Journal of a Youth Coach 2023: Adapting to youth football practice schedules

By Andy Ryland | Posted 9/11/2023

USA Football Senior Manager of Education and Engagement Andy Ryland recently volunteered to be an assistant coach for his local youth football team. A former Penn State linebacker and member of the U.S. Men’s Rugby National Team, Ryland is an expert on tackling and preparation for contact with athletes, consistent with USA Football's Football Development Model. He also assists coaches of all sports in areas of drill design and skill development. This series of journal entries chronicles his 2023 youth football experience. 

This blog series hasn’t been super patterned. It has felt kind of hit or miss on days. Why do you ask? Well, youth football reasons. 

To set the stage, our league has a “three football activities per week” rule. Two practices and a game are the norm. If you have a bye week, you can hold a third practice. There aren’t really a lot of bye weeks. What happens more often is the choice of a bye weekend. Our league facility has three game fields. Because of all the different age groups and teams, cramming all those games into one Saturday just won’t work. Every team has a few mid-week games so not all games don’t have to be on Saturday. If you have a mid-week game, you can choose to have practice on Saturday at one of the non-game field facilities. 

We ended up having a bye weekend week two, so there wasn’t a Saturday game. Our head coach planned a team building event/pool party for the boys instead of that third practice. I thought that was a great idea. Part of sport is meeting new people, new friends from other elementary schools, and building community. My town and this league ultimately feed up into two high schools, so most of these players will be teammates again at some point.  

It just turned out that our Monday practice after the game was canceled due to rain. We held our Thursday practice as normal. The pool party was on Saturday, and the kids had a blast. Pizza, a pool, volleyball, king of the mountain and some squirt guns…what more do nine- and ten-year-olds need?   

It stunk we lost a practice day due to rain, but we were back to game week and had Monday to get ready for our mid-week game, or so I thought. We got hit with a heat wave in Indiana, and practice was cancelled for Monday. 

I loved the idea of the party, but missing two practices due to weather suddenly makes you feel a lot less confident going into the next game. In theory, we would have had three practices and a team building event before our next game. Now, we had one practice over ten days.  

But as I said, these are youth football reasons. A lot of high schools would go into the gym and do walk throughs, run some plays and some small space drills on a rainy or hot day.
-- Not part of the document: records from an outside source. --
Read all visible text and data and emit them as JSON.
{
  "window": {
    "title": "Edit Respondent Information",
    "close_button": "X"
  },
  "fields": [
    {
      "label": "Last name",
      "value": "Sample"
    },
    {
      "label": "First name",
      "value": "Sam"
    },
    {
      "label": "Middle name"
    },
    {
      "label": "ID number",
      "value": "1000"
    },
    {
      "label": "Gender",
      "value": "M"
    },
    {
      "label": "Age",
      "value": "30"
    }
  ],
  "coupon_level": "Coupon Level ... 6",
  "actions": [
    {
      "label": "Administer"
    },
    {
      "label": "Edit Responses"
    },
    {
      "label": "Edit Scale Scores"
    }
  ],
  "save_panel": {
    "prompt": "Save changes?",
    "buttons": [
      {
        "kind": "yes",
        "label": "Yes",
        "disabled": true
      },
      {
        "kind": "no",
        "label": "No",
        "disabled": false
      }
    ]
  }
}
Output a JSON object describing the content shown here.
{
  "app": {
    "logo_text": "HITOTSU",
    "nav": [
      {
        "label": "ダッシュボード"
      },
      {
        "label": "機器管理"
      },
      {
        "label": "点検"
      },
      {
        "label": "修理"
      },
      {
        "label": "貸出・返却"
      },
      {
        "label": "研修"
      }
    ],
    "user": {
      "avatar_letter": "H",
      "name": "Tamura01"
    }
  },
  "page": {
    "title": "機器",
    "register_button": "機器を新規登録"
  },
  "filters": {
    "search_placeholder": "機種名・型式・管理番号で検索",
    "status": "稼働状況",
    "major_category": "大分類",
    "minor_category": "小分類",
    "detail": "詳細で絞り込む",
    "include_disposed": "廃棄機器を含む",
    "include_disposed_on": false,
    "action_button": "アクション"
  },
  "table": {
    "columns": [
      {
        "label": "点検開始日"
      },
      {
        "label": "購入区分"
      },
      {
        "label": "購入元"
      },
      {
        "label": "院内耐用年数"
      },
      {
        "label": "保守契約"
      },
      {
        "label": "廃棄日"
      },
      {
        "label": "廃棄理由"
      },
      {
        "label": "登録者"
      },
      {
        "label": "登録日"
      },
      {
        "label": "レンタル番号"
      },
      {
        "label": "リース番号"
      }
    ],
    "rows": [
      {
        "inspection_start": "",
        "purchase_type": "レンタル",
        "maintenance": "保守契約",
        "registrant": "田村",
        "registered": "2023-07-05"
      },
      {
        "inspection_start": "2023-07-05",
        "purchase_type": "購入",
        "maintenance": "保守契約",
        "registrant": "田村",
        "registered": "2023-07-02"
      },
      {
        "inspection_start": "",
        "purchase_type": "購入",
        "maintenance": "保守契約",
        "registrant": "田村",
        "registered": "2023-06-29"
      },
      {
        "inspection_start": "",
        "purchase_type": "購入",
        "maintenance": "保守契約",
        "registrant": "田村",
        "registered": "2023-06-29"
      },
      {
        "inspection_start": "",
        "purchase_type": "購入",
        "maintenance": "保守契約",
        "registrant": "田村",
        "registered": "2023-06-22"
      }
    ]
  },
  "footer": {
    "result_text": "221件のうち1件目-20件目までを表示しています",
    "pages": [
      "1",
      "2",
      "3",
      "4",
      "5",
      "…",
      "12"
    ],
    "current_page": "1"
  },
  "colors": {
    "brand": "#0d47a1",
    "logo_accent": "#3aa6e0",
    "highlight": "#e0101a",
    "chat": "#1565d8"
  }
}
We don’t really have that option. By the time we as coaches get the official word on practice being off, it’s normally too late to drastically change plans. The league holds off on the final announcement and hopes the weather will clear.  

I love football as much as anyone, and I love coaching, so I love practice! But again, it’s youth football. By the time we get the word, can we find a facility? That also comes with fees for rentals. Plus, it puts a huge strain on parents to change plans, drive all over town and it often ends up with not a full team. 

Am I soft? Am I not committed enough? Should I push to squeeze every bit of practice from the kids and help teach parents that they have to be committed to the sacrifices of football? Truth be told there are internal struggles I have. As someone who knows long term development and maturity, I know the goals are having fun, enjoyment, getting better and increasing confidence.  Making it too competitive, too all or nothing, too “you must sacrifice to be great or win” sounds great, but these are only second year kids in recreational football.  

Is learning to find a way, do more, and commit to being the best you can be an important life lesson for youth players? Absolutely! The question is, how do you introduce and teach it at this age? Too many times adults try to teach important life lessons in adult context to children. That usually overwhelms them or burns them out. Maybe just introduce and teach concepts in an age-appropriate manner. 

Case in point, athletes at this age are probably on the edge of the discover-to-achieve states of the Football Development Model (FDM). They are in the Learn to Train state of other classic LTAD models. That means they are just learning some of these ideas, qualities and traits. Many are exploring if football is for them. Is the best way to teach how to train to fully immerse them, or simply to plant the seeds and let the concept grow over time? 

To graduate high school, students must know geometry. My child’s math is still basic multiplication and fractions. We are setting the building blocks. With this in mind, what is the multiplication version of commitment and chasing greatness? 

Maybe the answer is, learn to adapt to the circumstances, come with a great attitude, listen, learn, try your best and get better every day. Compete hard on game day, show up with a great attitude and love football. Maybe we don’t have to make more practice days just because the weather wasn’t on our side. We will strive to make our days count.